No widely-accepted technique that can precisely evaluate the level of fire damage to a concrete structure exists perhaps until now with a forensic tool developed by construction engineers in South Korea.

Various techniques have been studied such as visual observation, compression test, UV spectrum, and oxygen measurement, however, none can accurately diagnose if a fire-damaged structure should be replaced or repaired. This is the view of Dr Youngsun Heo from the Department of Fire Safety Research at The Korea Institute of Civil Engineering and Building Technology (KICT) who refers to a new tool his team developed as a world-first.

“When concrete is exposed to fire, the hydration products in the cement matrix are chemically decomposed. It leads to cracks, dramatic deterioration of strength and even end of its service life as a structure,” he said.

“After fire exposure, service life of concrete structure can drop within two weeks, depending on the damage level. The higher the volume of pores in concrete arising from fire, the faster is the dramatic reduction of life expectancy. If the structure is not going to be rebuilt, immediate diagnosis and subsequent repairing work should be proceeded even when there is minor damage.”

Consequently, the KICT team developed the F2IS (fire forensic investigation of structure) tool. Taking samples of 1-2g at every 10 mm depth of fire-damaged concrete can produce valuable outputs, according to Dr Youngsun.

“F2IS could successfully predict the fire-damaged temperature with over 80% accuracy, and time-temperature curves at the surface of concrete. They can reproduce thermal diffusivity by adopting a three-dimensional simulation technique”.

Dr Youngsun revealed that using the forensic fire investigative tool, a series of protocols involving  practical sampling design (PSD); experimental design (ED) for selecting appropriate chemical devices for analysing specific samples; chemical profiling algorithm (CPA) for singling out key features from chemical results; and a deep learning interface algorithm (DIA) for comparing CPA results and standard data pre-stored in a large data platform. It takes less than two weeks to complete and results in high accuracy, the KICT team said.


Watch a video of the fire-damaged concrete study. Image source: KICT

About the author

Desi Corbett

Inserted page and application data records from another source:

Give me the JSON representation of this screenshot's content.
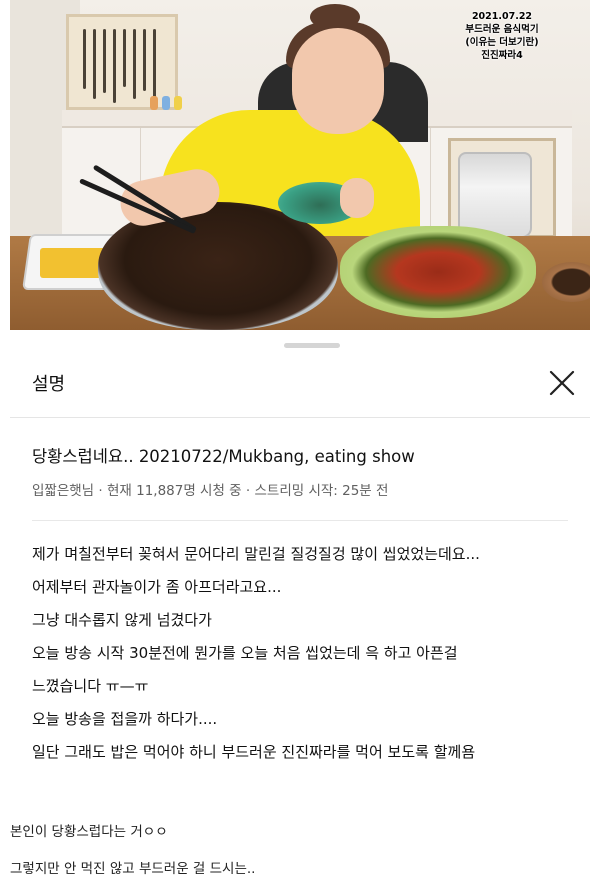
{
  "video_overlay": {
    "date": "2021.07.22",
    "line1": "부드러운 음식먹기",
    "line2": "(이유는 더보기란)",
    "line3": "진진짜라4"
  },
  "sheet": {
    "title": "설명",
    "close_icon": "close-icon",
    "video_title": "당황스럽네요..  20210722/Mukbang, eating show",
    "meta": "입짧은햇님 · 현재 11,887명 시청 중 · 스트리밍 시작: 25분 전",
    "description_lines": [
      "제가 며칠전부터 꽂혀서 문어다리 말린걸 질겅질겅 많이 씹었었는데요...",
      "어제부터 관자놀이가 좀 아프더라고요...",
      "그냥 대수롭지 않게 넘겼다가",
      "오늘 방송 시작 30분전에 뭔가를 오늘 처음 씹었는데 윽 하고 아픈걸",
      "느꼈습니다 ㅠ—ㅠ",
      "오늘 방송을 접을까 하다가....",
      "일단 그래도 밥은 먹어야 하니 부드러운 진진짜라를 먹어 보도록 할께욤"
    ]
  },
  "post": {
    "line1": "본인이 당황스럽다는 거ㅇㅇ",
    "line2": "그렇지만 안 먹진 않고 부드러운 걸 드시는.."
  }
}
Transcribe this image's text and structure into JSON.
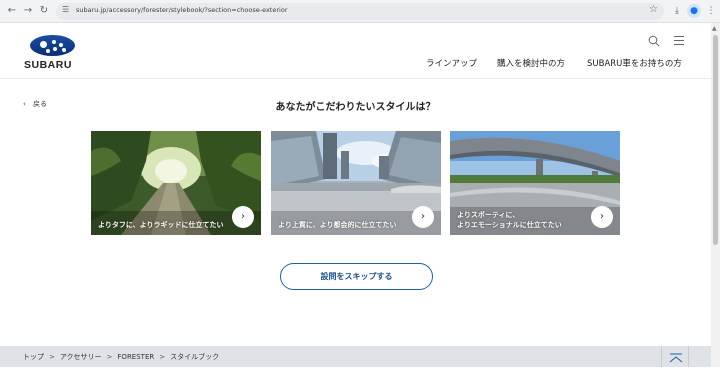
{
  "browser": {
    "url": "subaru.jp/accessory/forester/stylebook/?section=choose-exterior"
  },
  "header": {
    "logo_text": "SUBARU",
    "nav": [
      "ラインアップ",
      "購入を検討中の方",
      "SUBARU車をお持ちの方"
    ]
  },
  "main": {
    "back_label": "戻る",
    "title": "あなたがこだわりたいスタイルは？",
    "cards": [
      {
        "caption_lines": [
          "よりタフに、よりラギッドに仕立てたい"
        ],
        "scene": "forest-road"
      },
      {
        "caption_lines": [
          "より上質に、より都会的に仕立てたい"
        ],
        "scene": "city-plaza"
      },
      {
        "caption_lines": [
          "よりスポーティに、",
          "よりエモーショナルに仕立てたい"
        ],
        "scene": "highway"
      }
    ],
    "skip_label": "設問をスキップする"
  },
  "breadcrumb": {
    "items": [
      "トップ",
      "アクセサリー",
      "FORESTER",
      "スタイルブック"
    ],
    "separator": ">"
  },
  "colors": {
    "accent": "#1f5fa6",
    "breadcrumb_bg": "#dfe3e8"
  }
}
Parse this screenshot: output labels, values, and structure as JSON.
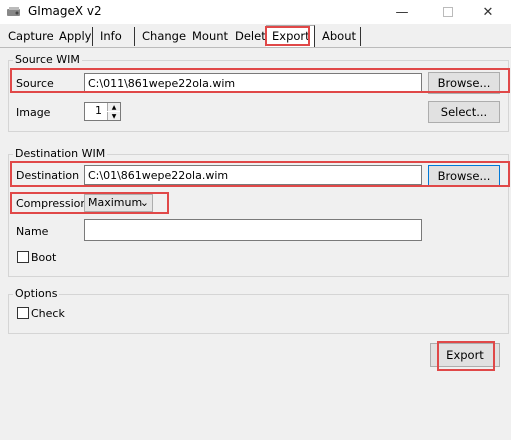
{
  "window": {
    "title": "GImageX v2"
  },
  "tabs": [
    "Capture",
    "Apply",
    "Info",
    "Change",
    "Mount",
    "Delete",
    "Export",
    "About"
  ],
  "source_group": {
    "title": "Source WIM",
    "source_label": "Source",
    "source_value": "C:\\011\\861wepe22ola.wim",
    "browse_label": "Browse...",
    "image_label": "Image",
    "image_value": "1",
    "select_label": "Select..."
  },
  "destination_group": {
    "title": "Destination WIM",
    "destination_label": "Destination",
    "destination_value": "C:\\01\\861wepe22ola.wim",
    "browse_label": "Browse...",
    "compression_label": "Compression",
    "compression_value": "Maximum",
    "name_label": "Name",
    "name_value": "",
    "boot_label": "Boot"
  },
  "options_group": {
    "title": "Options",
    "check_label": "Check"
  },
  "export_label": "Export",
  "colors": {
    "highlight": "#e04848",
    "focus": "#0078d7"
  }
}
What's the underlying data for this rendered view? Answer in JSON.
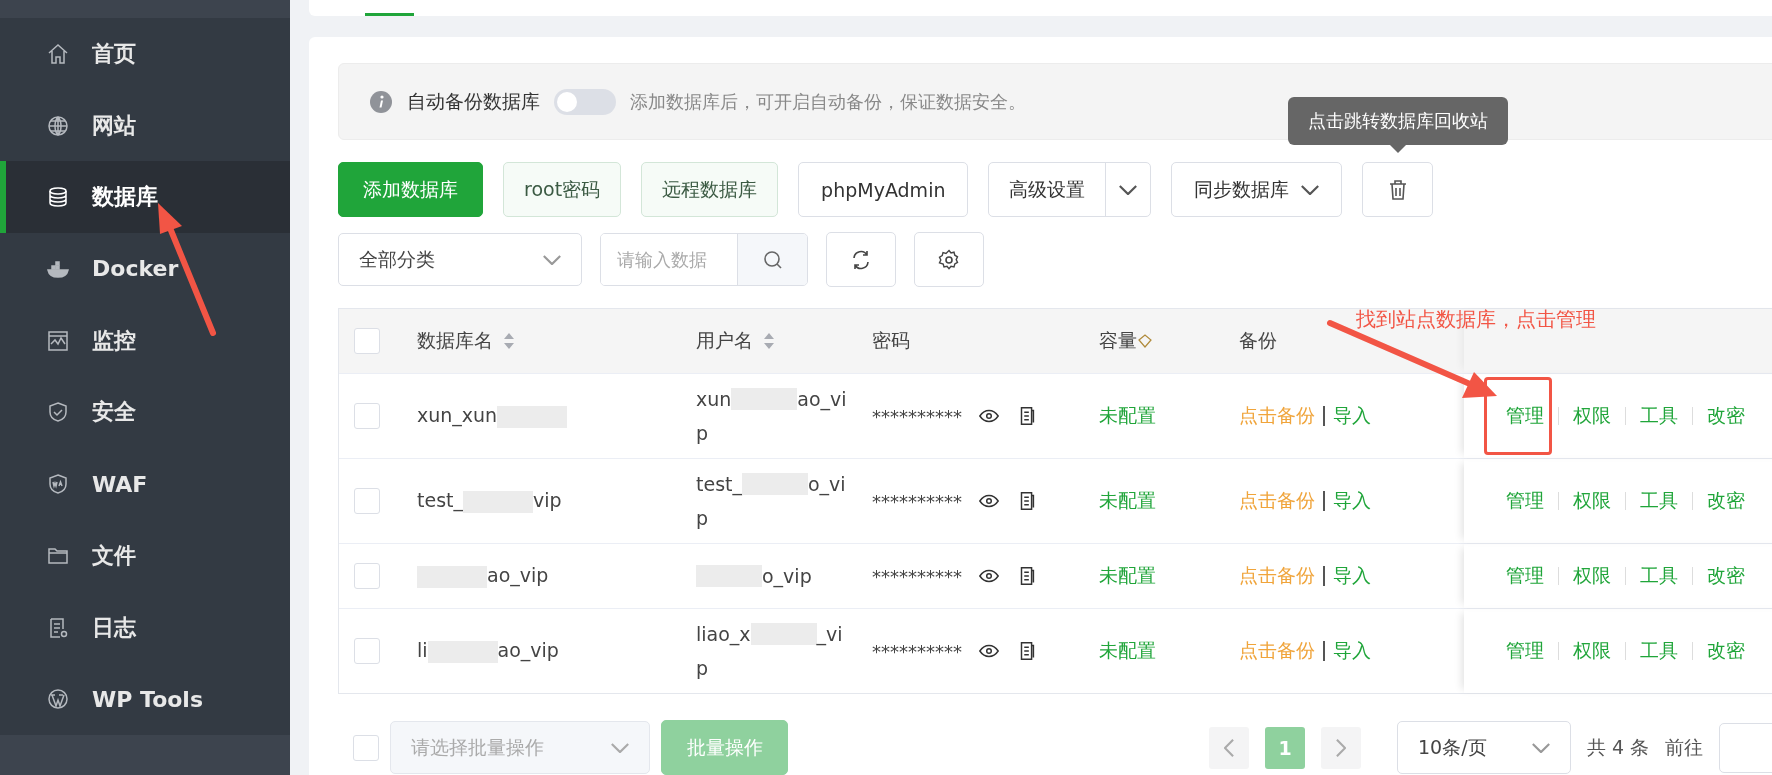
{
  "sidebar": {
    "items": [
      {
        "label": "首页",
        "selected": false
      },
      {
        "label": "网站",
        "selected": false
      },
      {
        "label": "数据库",
        "selected": true
      },
      {
        "label": "Docker",
        "selected": false
      },
      {
        "label": "监控",
        "selected": false
      },
      {
        "label": "安全",
        "selected": false
      },
      {
        "label": "WAF",
        "selected": false
      },
      {
        "label": "文件",
        "selected": false
      },
      {
        "label": "日志",
        "selected": false
      },
      {
        "label": "WP Tools",
        "selected": false
      }
    ]
  },
  "alert": {
    "label": "自动备份数据库",
    "switch_on": false,
    "hint": "添加数据库后，可开启自动备份，保证数据安全。"
  },
  "toolbar": {
    "buttons": [
      {
        "label": "添加数据库",
        "kind": "primary"
      },
      {
        "label": "root密码",
        "kind": "light"
      },
      {
        "label": "远程数据库",
        "kind": "light"
      },
      {
        "label": "phpMyAdmin",
        "kind": "plain"
      },
      {
        "label": "高级设置",
        "kind": "split"
      },
      {
        "label": "同步数据库",
        "kind": "dropdown"
      },
      {
        "kind": "trash"
      }
    ],
    "tooltip": "点击跳转数据库回收站"
  },
  "filters": {
    "category": "全部分类",
    "search_placeholder": "请输入数据"
  },
  "table": {
    "header_checked": false,
    "columns": [
      {
        "label": "数据库名",
        "kind": "sortable"
      },
      {
        "label": "用户名",
        "kind": "sortable"
      },
      {
        "label": "密码",
        "kind": "plain"
      },
      {
        "label": "容量",
        "kind": "premium"
      },
      {
        "label": "备份",
        "kind": "plain"
      }
    ],
    "rows": [
      {
        "checked": false,
        "highlighted": true,
        "name": [
          {
            "kind": "text",
            "text": "xun_xun"
          },
          {
            "kind": "redacted"
          }
        ],
        "user": [
          [
            {
              "kind": "text",
              "text": "xun"
            },
            {
              "kind": "redacted"
            },
            {
              "kind": "text",
              "text": "ao_vi"
            }
          ],
          [
            {
              "kind": "text",
              "text": "p"
            }
          ]
        ],
        "password": "**********",
        "capacity": "未配置",
        "backup": "点击备份",
        "import": "导入",
        "actions": [
          "管理",
          "权限",
          "工具",
          "改密"
        ]
      },
      {
        "checked": false,
        "highlighted": false,
        "name": [
          {
            "kind": "text",
            "text": "test_"
          },
          {
            "kind": "redacted"
          },
          {
            "kind": "text",
            "text": "vip"
          }
        ],
        "user": [
          [
            {
              "kind": "text",
              "text": "test_"
            },
            {
              "kind": "redacted"
            },
            {
              "kind": "text",
              "text": "o_vi"
            }
          ],
          [
            {
              "kind": "text",
              "text": "p"
            }
          ]
        ],
        "password": "**********",
        "capacity": "未配置",
        "backup": "点击备份",
        "import": "导入",
        "actions": [
          "管理",
          "权限",
          "工具",
          "改密"
        ]
      },
      {
        "checked": false,
        "highlighted": false,
        "name": [
          {
            "kind": "redacted"
          },
          {
            "kind": "text",
            "text": "ao_vip"
          }
        ],
        "user": [
          [
            {
              "kind": "redacted"
            },
            {
              "kind": "text",
              "text": "o_vip"
            }
          ]
        ],
        "password": "**********",
        "capacity": "未配置",
        "backup": "点击备份",
        "import": "导入",
        "actions": [
          "管理",
          "权限",
          "工具",
          "改密"
        ]
      },
      {
        "checked": false,
        "highlighted": false,
        "name": [
          {
            "kind": "text",
            "text": "li"
          },
          {
            "kind": "redacted"
          },
          {
            "kind": "text",
            "text": "ao_vip"
          }
        ],
        "user": [
          [
            {
              "kind": "text",
              "text": "liao_x"
            },
            {
              "kind": "redacted"
            },
            {
              "kind": "text",
              "text": "_vi"
            }
          ],
          [
            {
              "kind": "text",
              "text": "p"
            }
          ]
        ],
        "password": "**********",
        "capacity": "未配置",
        "backup": "点击备份",
        "import": "导入",
        "actions": [
          "管理",
          "权限",
          "工具",
          "改密"
        ]
      }
    ]
  },
  "footer": {
    "checked": false,
    "batch_placeholder": "请选择批量操作",
    "batch_button": "批量操作",
    "pages": [
      {
        "label": "1",
        "selected": true
      }
    ],
    "page_size": "10条/页",
    "total": "共 4 条",
    "goto": "前往"
  },
  "annotations": {
    "callout": "找到站点数据库，点击管理"
  }
}
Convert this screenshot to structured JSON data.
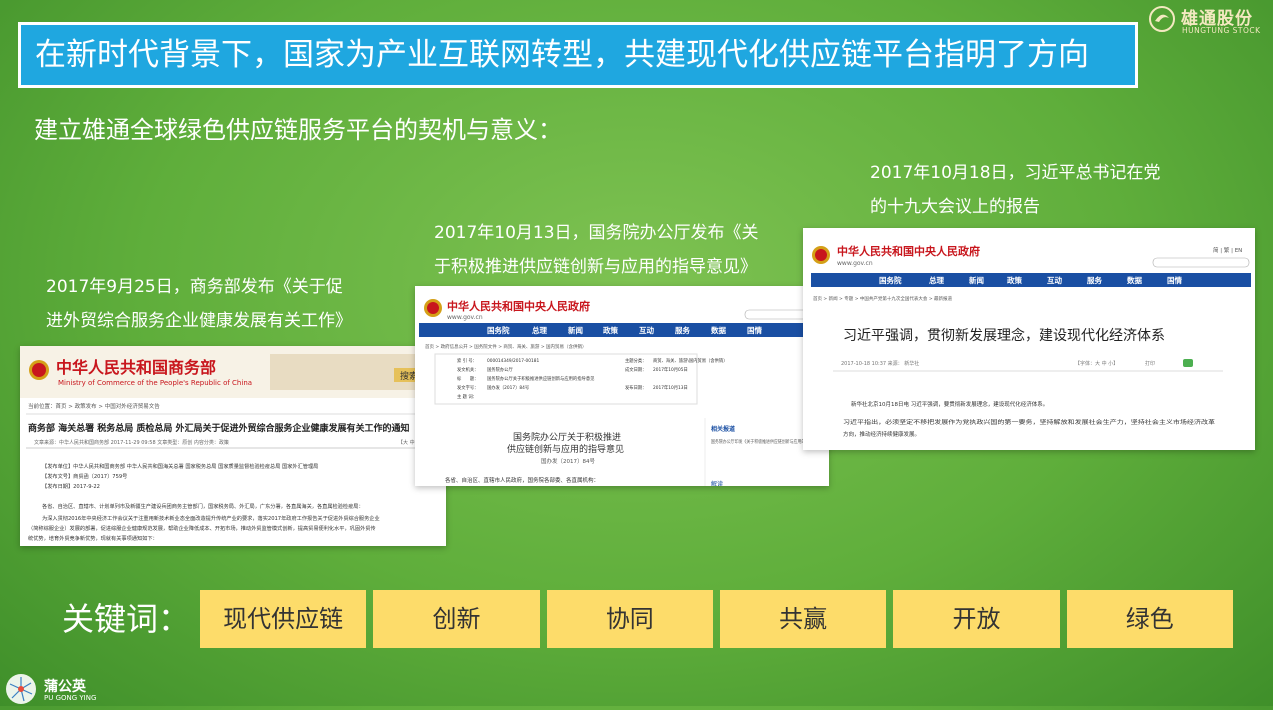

Desi is the Editor of Concrete in Australia and at the helm of our magazine for 8 years. She was behind the Institute's weekly news bulletins from 2016-2021 and is now writing our focused news items. Desi has been an engineering news and features journalist/editor across all disciplines since 2013 - part of a 30-year career writing for a wide range of industries.